In the past weeks a couple of incidents have occurred at the Ningaloo Marine Park in Western Australia during swim-with-whales tours.
Following these unlucky incidents, the “Quietude team” of Centre D’Etude Et De Découverte Des Tortues Marines (CEDTM) has reminded the community of whale watchers in Reunion island that swim with activities are today quite polemical and prohibited in most of the world. Indeed, only a few places still allow this activity to take place, amongst which is Reunion Island.
Underwater encounters with cetaceans are an incredible experience. These encounters not only spark off strong emotions in those lucky enough to have witnessed them, but also make them more aware and engaged in the protection of these charismatic creatures and their environment, feelings they will most likely spread later on. As a matter of fact, swim with practices have become very popular in Reunion Island in the last years.

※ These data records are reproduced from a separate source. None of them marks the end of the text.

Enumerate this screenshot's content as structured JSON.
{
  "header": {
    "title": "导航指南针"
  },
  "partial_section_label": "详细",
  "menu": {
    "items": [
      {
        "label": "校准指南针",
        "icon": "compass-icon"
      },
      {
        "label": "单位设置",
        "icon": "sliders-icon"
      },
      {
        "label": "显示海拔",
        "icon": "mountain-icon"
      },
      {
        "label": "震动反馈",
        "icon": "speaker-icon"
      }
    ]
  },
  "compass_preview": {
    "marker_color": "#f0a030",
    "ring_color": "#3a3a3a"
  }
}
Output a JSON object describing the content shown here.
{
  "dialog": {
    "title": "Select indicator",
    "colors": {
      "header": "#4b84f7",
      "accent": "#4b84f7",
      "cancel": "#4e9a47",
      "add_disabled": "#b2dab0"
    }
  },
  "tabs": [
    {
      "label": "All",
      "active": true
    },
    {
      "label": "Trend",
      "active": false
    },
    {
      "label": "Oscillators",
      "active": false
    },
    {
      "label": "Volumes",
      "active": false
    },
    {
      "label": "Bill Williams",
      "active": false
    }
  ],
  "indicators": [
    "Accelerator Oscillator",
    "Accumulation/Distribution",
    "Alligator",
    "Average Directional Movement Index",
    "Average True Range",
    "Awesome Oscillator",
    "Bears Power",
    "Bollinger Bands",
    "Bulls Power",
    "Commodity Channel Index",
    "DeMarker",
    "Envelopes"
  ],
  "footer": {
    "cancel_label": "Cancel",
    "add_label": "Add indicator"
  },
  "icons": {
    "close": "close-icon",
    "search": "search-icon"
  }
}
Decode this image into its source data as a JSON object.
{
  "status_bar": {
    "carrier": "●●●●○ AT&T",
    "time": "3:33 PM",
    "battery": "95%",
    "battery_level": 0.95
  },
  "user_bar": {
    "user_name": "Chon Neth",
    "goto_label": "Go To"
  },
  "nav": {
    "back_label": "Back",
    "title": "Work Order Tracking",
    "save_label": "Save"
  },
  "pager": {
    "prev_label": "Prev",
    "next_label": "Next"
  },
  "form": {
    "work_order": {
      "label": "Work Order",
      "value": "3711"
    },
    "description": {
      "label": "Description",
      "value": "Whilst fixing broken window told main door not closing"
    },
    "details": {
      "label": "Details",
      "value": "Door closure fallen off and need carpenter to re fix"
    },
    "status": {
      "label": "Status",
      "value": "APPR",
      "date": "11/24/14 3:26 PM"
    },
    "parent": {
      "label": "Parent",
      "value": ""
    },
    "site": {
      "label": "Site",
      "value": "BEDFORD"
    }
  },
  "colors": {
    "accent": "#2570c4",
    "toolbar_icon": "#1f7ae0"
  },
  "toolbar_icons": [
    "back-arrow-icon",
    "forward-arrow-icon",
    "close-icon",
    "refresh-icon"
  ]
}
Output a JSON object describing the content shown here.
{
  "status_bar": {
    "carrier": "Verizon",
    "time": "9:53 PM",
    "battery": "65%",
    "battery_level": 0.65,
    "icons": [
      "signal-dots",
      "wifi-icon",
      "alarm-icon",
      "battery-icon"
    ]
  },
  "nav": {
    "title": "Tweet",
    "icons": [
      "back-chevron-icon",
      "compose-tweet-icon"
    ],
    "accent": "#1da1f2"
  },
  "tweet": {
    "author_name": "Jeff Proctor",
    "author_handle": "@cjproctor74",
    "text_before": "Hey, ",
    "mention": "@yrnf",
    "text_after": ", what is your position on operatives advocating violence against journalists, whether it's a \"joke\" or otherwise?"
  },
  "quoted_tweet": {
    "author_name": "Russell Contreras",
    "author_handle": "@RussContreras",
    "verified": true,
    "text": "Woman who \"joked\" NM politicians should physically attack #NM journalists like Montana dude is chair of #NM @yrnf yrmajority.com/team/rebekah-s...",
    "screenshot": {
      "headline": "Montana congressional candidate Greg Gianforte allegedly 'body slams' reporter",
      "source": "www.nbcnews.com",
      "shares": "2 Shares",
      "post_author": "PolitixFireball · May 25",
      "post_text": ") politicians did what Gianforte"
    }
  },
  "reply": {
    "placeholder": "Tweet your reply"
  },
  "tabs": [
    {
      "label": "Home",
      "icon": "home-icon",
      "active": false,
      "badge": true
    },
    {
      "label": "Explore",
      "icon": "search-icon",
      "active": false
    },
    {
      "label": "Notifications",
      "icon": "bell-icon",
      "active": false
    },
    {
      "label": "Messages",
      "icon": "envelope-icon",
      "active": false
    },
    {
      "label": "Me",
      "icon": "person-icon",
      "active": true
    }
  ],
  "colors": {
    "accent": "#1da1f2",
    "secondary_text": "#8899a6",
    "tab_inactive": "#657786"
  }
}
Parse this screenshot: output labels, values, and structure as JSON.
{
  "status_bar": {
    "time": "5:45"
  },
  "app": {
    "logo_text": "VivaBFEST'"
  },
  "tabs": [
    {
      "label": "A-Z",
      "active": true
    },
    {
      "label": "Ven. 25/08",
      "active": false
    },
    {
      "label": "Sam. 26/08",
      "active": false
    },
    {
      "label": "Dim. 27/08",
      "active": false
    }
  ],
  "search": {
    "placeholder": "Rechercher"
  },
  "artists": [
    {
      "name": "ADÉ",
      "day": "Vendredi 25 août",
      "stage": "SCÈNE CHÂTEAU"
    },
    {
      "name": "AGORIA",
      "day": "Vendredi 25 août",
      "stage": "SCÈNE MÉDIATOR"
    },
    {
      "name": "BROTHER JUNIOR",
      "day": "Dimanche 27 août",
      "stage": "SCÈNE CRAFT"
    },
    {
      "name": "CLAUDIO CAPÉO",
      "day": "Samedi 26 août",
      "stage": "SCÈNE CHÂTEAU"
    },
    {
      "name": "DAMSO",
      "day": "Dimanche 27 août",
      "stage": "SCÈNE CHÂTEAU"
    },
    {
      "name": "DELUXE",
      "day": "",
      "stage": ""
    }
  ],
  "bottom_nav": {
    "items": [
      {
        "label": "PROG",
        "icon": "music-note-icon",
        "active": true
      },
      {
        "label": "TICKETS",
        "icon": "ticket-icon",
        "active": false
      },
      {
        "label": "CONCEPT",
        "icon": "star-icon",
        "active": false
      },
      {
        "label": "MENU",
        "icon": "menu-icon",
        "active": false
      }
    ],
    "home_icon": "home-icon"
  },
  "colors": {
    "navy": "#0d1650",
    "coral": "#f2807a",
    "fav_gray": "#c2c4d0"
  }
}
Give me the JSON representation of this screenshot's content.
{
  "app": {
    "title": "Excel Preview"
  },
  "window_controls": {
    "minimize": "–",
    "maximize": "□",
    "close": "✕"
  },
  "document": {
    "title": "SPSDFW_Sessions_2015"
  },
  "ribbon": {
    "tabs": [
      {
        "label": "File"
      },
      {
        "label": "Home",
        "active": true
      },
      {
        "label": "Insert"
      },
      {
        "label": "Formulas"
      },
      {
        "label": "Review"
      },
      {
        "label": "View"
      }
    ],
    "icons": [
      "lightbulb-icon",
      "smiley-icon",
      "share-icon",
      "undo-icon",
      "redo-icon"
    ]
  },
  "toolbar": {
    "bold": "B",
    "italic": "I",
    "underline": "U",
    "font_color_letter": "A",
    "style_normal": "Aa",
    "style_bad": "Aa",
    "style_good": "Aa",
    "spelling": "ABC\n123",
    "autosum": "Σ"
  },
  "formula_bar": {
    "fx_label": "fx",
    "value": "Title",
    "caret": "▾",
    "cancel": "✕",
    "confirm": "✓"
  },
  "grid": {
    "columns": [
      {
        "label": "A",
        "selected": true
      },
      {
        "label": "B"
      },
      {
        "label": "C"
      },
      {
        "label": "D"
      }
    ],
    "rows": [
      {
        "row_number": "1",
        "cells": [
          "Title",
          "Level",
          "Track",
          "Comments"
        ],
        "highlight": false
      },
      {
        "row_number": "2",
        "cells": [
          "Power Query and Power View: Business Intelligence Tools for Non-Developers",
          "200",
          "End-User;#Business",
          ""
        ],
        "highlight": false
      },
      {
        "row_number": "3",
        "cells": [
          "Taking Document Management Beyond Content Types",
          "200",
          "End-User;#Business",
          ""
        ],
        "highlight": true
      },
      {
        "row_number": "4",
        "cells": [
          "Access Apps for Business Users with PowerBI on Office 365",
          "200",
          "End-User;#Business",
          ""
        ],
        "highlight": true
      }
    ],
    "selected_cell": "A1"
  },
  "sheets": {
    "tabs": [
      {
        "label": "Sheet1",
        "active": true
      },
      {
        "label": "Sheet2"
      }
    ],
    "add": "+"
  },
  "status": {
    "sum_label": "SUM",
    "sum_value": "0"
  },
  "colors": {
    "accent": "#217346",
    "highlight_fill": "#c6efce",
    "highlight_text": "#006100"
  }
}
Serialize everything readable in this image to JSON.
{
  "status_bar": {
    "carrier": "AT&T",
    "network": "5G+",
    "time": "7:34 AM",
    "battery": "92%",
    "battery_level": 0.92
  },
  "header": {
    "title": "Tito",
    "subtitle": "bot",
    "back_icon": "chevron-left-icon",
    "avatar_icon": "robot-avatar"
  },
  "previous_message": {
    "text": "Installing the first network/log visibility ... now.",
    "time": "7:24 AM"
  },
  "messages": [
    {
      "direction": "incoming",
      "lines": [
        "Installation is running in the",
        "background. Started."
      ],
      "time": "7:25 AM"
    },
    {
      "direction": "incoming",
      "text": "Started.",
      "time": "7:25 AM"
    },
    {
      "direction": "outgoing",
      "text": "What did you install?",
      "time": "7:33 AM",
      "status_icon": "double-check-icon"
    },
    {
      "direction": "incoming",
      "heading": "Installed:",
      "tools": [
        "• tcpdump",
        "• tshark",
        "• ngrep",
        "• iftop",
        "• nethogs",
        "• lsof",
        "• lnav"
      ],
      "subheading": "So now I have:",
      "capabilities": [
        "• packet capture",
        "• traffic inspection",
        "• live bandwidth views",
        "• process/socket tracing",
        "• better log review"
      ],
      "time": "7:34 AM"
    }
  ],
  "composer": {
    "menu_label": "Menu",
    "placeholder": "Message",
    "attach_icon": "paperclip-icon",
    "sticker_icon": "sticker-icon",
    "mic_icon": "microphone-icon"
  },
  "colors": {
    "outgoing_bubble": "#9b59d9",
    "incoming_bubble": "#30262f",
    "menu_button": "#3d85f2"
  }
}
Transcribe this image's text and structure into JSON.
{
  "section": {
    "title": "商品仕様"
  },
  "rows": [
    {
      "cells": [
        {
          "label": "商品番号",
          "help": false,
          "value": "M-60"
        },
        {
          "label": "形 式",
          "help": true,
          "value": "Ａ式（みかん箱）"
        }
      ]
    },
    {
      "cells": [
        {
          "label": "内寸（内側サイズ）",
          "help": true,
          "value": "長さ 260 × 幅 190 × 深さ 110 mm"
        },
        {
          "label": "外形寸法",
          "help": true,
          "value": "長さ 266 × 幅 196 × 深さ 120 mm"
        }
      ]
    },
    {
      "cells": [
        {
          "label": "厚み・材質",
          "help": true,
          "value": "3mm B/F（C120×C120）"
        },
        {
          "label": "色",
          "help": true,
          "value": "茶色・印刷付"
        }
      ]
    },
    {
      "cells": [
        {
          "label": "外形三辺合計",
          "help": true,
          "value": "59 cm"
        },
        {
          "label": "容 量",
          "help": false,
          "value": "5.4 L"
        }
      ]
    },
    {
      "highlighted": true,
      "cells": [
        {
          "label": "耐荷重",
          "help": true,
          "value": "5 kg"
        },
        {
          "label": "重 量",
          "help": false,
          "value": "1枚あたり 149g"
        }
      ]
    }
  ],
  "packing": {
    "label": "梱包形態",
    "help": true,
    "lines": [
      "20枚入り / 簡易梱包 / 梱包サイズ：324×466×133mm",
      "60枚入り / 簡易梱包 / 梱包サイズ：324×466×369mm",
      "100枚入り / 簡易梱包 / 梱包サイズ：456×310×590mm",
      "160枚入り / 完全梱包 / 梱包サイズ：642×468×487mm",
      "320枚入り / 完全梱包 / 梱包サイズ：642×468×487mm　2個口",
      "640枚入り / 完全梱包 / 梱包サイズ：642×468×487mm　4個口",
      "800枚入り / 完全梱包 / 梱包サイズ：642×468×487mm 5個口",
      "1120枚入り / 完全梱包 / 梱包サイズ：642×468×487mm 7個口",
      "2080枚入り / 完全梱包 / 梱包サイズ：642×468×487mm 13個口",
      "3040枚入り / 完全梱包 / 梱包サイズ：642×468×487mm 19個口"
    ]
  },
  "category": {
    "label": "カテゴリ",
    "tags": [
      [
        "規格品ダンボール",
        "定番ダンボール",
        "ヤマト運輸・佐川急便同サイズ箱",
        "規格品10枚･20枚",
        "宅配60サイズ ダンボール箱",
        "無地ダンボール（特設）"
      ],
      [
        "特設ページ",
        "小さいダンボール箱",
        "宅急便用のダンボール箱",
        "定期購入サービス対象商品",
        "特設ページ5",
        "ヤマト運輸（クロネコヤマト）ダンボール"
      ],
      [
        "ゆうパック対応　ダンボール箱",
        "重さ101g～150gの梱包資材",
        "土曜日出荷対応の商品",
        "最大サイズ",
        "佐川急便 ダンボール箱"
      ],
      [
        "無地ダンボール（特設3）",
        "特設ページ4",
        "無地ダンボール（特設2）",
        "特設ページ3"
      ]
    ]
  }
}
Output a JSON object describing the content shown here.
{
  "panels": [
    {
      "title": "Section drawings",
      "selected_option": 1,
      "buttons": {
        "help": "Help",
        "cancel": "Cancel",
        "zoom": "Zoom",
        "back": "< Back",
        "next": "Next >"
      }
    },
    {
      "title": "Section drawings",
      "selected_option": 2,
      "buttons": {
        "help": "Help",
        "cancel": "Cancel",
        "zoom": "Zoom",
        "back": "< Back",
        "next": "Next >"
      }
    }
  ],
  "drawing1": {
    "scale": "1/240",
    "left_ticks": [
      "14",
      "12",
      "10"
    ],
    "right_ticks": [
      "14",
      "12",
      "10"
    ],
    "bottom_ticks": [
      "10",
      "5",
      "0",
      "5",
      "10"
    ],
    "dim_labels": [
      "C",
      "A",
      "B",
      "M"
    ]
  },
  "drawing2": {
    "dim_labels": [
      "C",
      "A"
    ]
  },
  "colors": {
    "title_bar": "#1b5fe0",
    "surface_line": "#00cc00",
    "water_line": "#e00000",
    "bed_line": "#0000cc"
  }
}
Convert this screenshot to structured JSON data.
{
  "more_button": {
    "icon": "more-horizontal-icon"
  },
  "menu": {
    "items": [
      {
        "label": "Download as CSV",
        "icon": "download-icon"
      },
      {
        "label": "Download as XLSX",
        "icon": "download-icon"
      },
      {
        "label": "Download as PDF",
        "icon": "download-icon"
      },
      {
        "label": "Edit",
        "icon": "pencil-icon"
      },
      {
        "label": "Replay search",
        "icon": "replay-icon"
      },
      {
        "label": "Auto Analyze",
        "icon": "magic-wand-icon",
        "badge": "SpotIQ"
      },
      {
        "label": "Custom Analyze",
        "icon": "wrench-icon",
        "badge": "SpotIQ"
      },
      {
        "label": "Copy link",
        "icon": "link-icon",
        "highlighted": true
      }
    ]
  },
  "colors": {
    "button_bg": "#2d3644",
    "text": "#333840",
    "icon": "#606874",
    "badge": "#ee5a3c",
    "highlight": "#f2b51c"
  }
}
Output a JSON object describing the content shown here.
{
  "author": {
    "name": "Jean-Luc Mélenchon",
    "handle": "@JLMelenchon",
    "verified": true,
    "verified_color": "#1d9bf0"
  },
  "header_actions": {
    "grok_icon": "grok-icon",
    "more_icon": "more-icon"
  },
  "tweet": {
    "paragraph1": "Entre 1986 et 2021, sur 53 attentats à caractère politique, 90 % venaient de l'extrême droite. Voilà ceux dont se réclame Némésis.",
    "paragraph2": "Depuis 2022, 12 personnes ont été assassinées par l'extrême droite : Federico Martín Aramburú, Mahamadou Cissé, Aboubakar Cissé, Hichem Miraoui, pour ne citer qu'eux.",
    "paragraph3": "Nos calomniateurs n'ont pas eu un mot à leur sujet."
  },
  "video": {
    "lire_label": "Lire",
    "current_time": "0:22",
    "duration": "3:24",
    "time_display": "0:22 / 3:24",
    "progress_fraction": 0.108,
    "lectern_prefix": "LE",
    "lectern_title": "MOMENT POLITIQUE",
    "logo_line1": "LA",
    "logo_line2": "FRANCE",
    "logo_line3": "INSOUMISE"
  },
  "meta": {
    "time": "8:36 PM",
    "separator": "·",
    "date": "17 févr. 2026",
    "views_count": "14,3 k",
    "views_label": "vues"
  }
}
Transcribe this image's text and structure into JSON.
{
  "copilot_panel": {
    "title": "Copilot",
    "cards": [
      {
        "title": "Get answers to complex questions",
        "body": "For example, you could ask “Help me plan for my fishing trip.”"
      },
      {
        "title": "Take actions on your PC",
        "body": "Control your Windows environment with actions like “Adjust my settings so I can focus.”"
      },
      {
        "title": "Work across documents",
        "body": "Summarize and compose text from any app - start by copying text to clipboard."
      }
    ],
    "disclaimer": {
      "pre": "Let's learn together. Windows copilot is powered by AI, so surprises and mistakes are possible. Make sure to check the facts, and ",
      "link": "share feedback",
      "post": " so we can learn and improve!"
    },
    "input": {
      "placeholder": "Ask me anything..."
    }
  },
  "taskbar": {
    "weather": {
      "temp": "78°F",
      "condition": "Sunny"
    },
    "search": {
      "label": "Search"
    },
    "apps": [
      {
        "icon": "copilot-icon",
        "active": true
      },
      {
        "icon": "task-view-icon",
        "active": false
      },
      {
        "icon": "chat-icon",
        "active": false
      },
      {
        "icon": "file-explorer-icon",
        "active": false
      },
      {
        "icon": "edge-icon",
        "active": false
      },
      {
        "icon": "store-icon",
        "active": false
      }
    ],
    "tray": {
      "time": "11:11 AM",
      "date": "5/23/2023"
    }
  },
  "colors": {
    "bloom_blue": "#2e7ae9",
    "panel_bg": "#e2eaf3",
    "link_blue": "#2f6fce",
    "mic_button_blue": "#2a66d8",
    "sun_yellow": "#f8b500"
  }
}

They however raise questions about their impact on the animals, as well as about the swimmers’ safety. Several studies are being conducted worldwide to improve the knowledge on this issue, and the first scientific publication on this topic in Reunion Island has just been published by the “Quietude team”.
This study aims at better understanding the main factors triggering such behaviours from the cetaceans. This way, the swim with whales protocols can be improved to be more respectful, less impacting for the animals and in the most possibly safe conditions, in those countries where the activity is still allowed.
Whale Watching In Reunion Island: Monitoring The Activity For A More Respectful and Sustainable Practice
Whale watching is a quite recent activity in Reunion Island and is still growing to date. The monitoring of the evolution of this activity and the establishment of a framework to better manage it have progressively been set up by the local stakeholders and authorities in cooperation. The support obtained from international partners has been key to provide experienced advice on the development of such activity within a territory.
As the activity is rapidly evolving, with increasing numbers of tour operators and the consequent amendments to the existing regulations, a first assessment of the state-of-the-art of whale watching in Reunion Island has just been published by the “Quietude team” of CEDTM, in charge of monitoring the activity, improving the tranquility of the cetacean and whale watching practices.
Such study will be useful to support decision making, especially in regard to improving the frame of the activity so as to adapt it to its own fast evolution, while ensuring the practice is led in the most respectful and sustainable manner.
For more information on WCA Partner Centre D’Etude Et De Découverte Des Tortues Marines (CEDTM), visit their website HERE.